A little-known payment processing company describes itself as a “Christian-friendly company” that “does not handle credit card transactions for ethically repugnant businesses,” according to techCrunch, amedia outlet. Recently, however, a database of customer payments for years was exposed online. Since 2013, the database has contained 6.7 million records and is updated daily. But the database is not password protected, so anyone can view it.
Security researcher Anurag Sen found the database. TechCrunch identified its owner as Cornerstone Payments Systems, which provides payment processing to U.S. ministries, nonprofits and other ethically compliant businesses, including churches, religious radio celebrities, and groups that help people. Payment processing companies process credit and debit card transactions on behalf of businesses.
A review of a portion of the database showed that each record contained the payee’s name, email address, and, in many cases, but not all, the postal address.
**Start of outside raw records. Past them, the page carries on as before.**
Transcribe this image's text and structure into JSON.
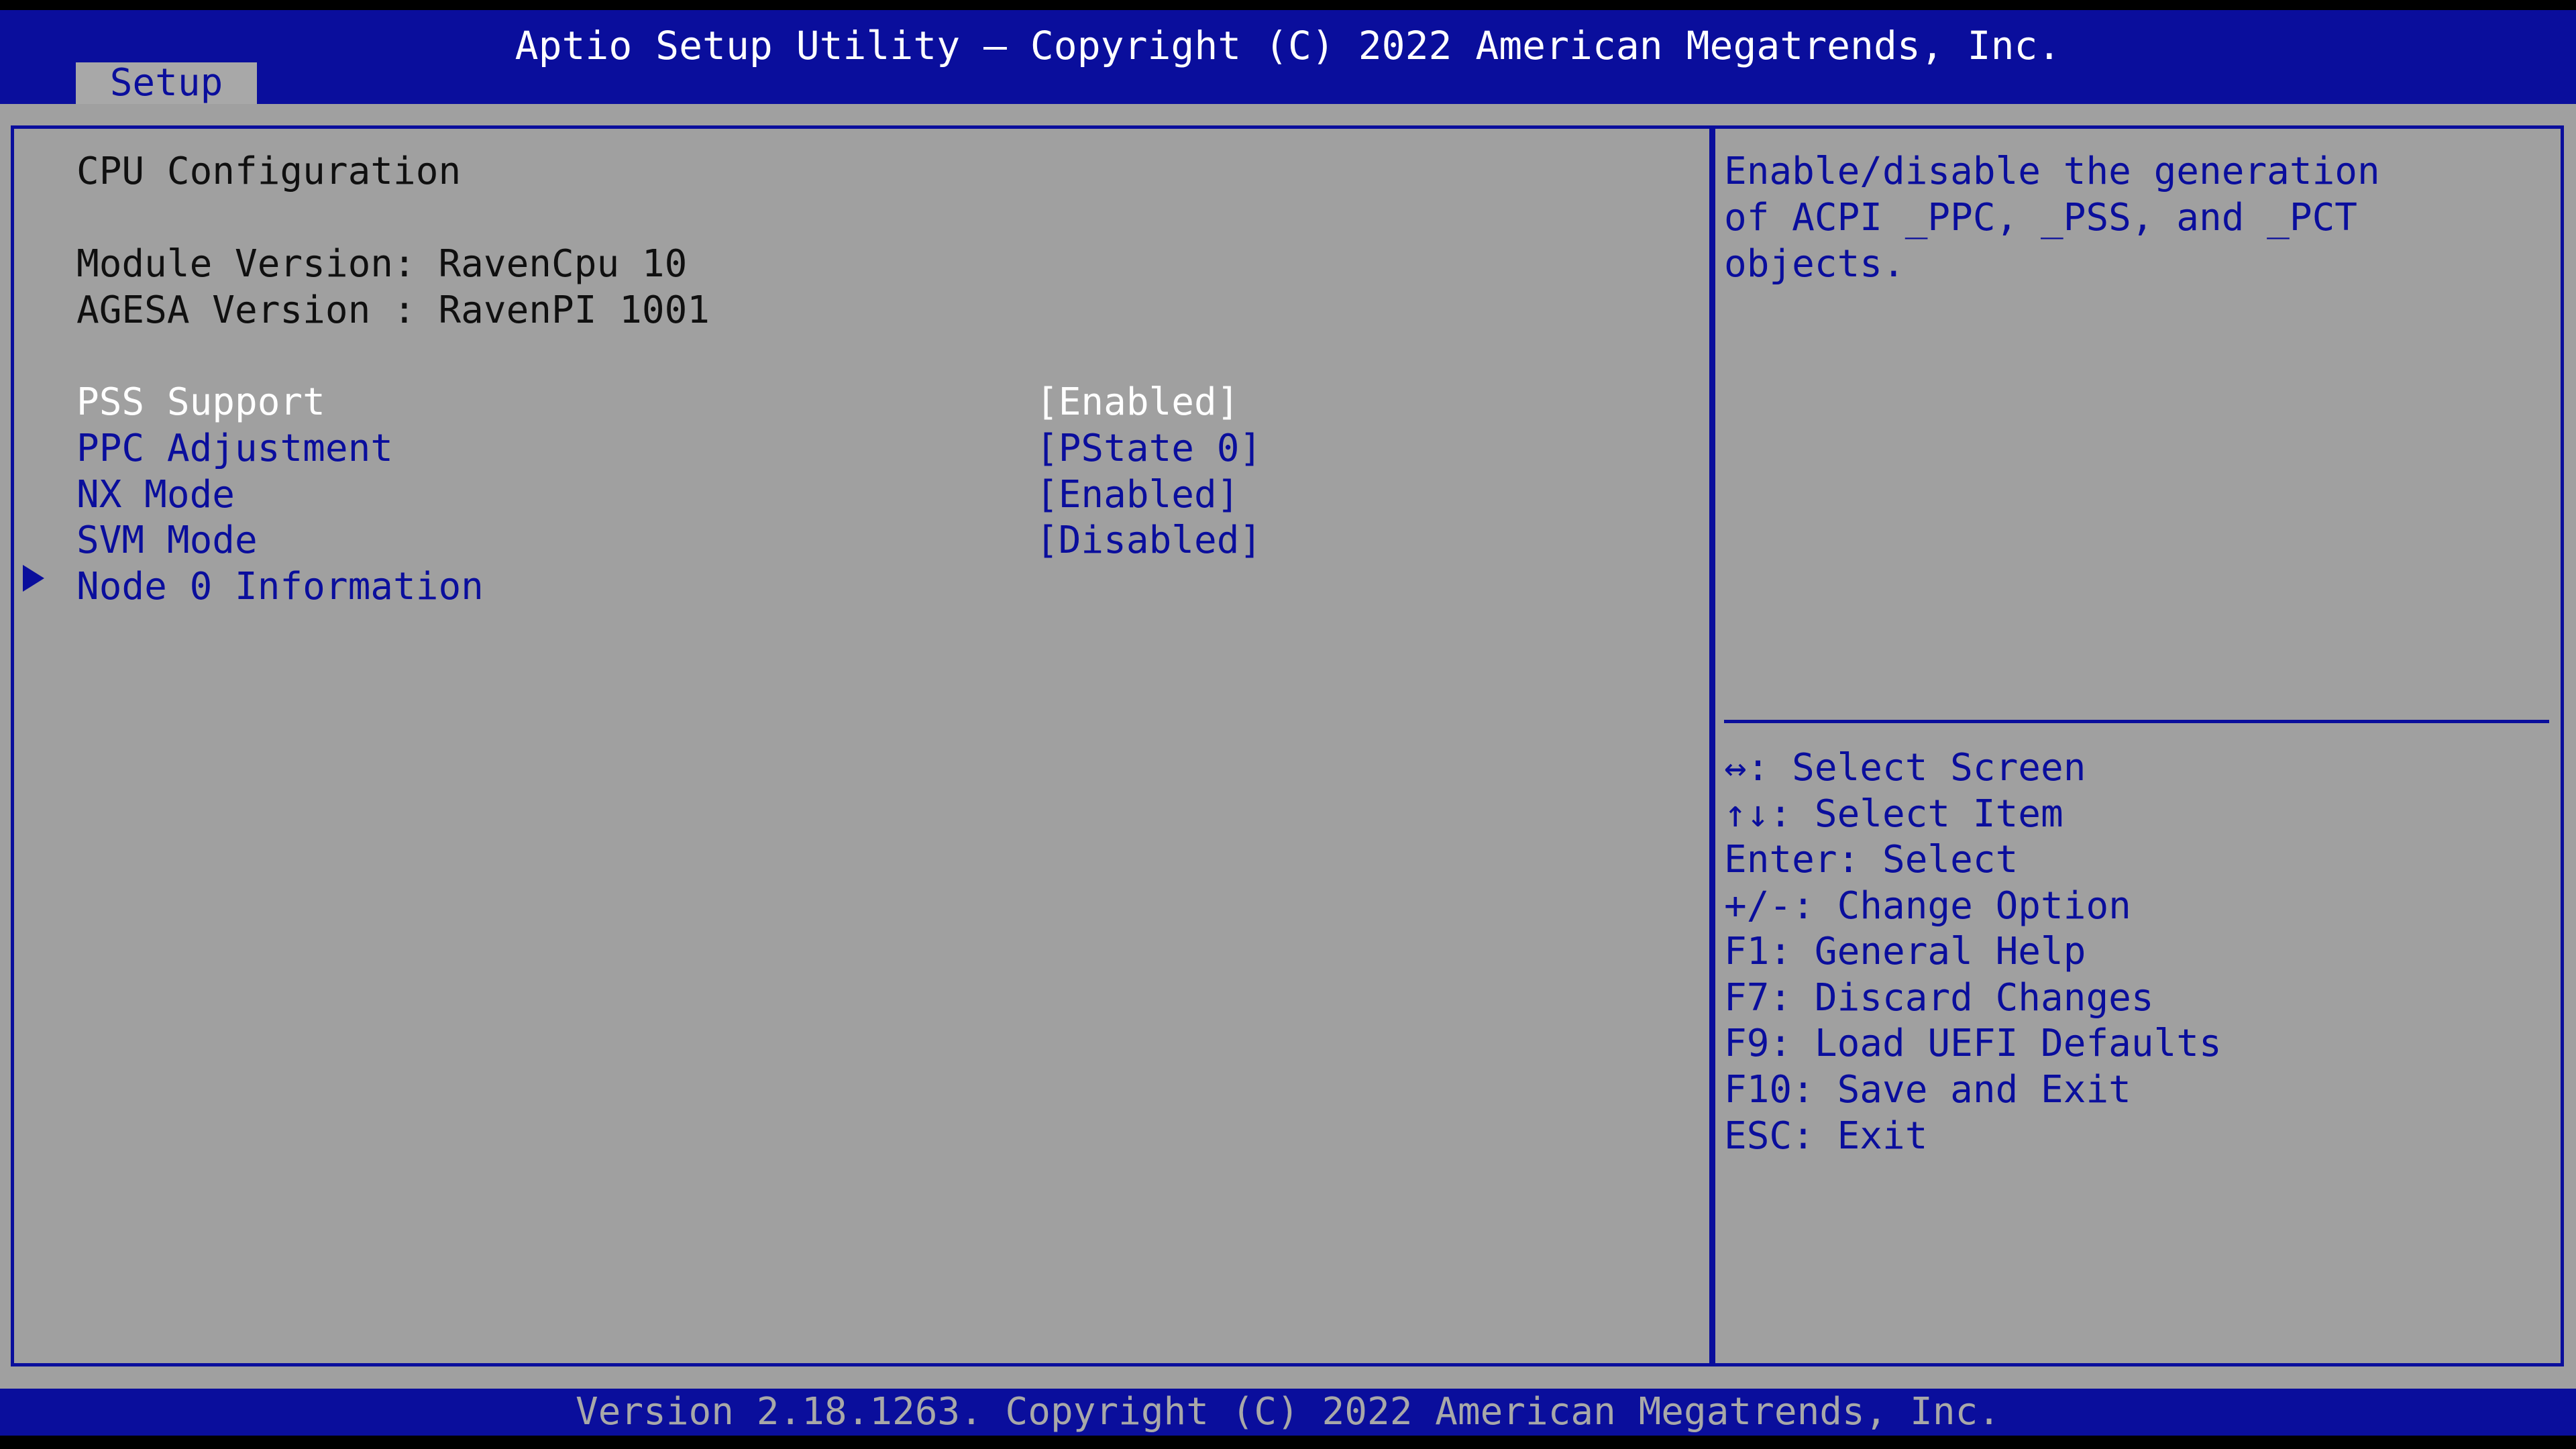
{
  "header": {
    "title": "Aptio Setup Utility – Copyright (C) 2022 American Megatrends, Inc.",
    "tab_setup": "Setup"
  },
  "main": {
    "section_title": "CPU Configuration",
    "module_version": "Module Version: RavenCpu 10",
    "agesa_version": "AGESA Version : RavenPI 1001",
    "items": [
      {
        "label": "PSS Support",
        "value": "[Enabled]"
      },
      {
        "label": "PPC Adjustment",
        "value": "[PState 0]"
      },
      {
        "label": "NX Mode",
        "value": "[Enabled]"
      },
      {
        "label": "SVM Mode",
        "value": "[Disabled]"
      },
      {
        "label": "Node 0 Information",
        "value": ""
      }
    ]
  },
  "help": {
    "description_lines": [
      "Enable/disable the generation",
      "of ACPI _PPC, _PSS, and _PCT",
      "objects."
    ],
    "keys": [
      "↔: Select Screen",
      "↑↓: Select Item",
      "Enter: Select",
      "+/-: Change Option",
      "F1: General Help",
      "F7: Discard Changes",
      "F9: Load UEFI Defaults",
      "F10: Save and Exit",
      "ESC: Exit"
    ]
  },
  "footer": {
    "version": "Version 2.18.1263. Copyright (C) 2022 American Megatrends, Inc."
  },
  "colors": {
    "bios_blue": "#0a0e9c",
    "panel_gray": "#a0a0a0",
    "text_white": "#ffffff",
    "text_dark": "#101010"
  }
}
Each record also contains the name of the merchant to pay, the type of card, the last four digits of the card number, and their expiration date.
The data also contains specific transaction dates and times. Each record also indicates whether the payment was successful or rejected. Some records also contain notes from customers that typically describe the purpose of the payment, such as a donation or memorial.
Although there is some evidence of tagging (a way to replace sensitive information with unique letter and number strings), the database itself is not encrypted.
TechCrunch uses a number of email addresses to reach many affected customers. Two people who find names and transactions in the database confirm that their information is correct.
After TechCrunch contacted Cornerstone, the company went down to the database. Tony Adamo, a spokesman for the company, said: “Cornerstone Payment Systems has ensured access to all servers.
“It is critical that Cornerstone Payments Systems do not store complete credit card data or check data. We have taken enhanced security measures to lock all URLs. We are currently reviewing all logs for any potential access,” he added.
Cornerstone did not disclose whether it notified state regulators of the security breach, which is required by California’s data breach notification law.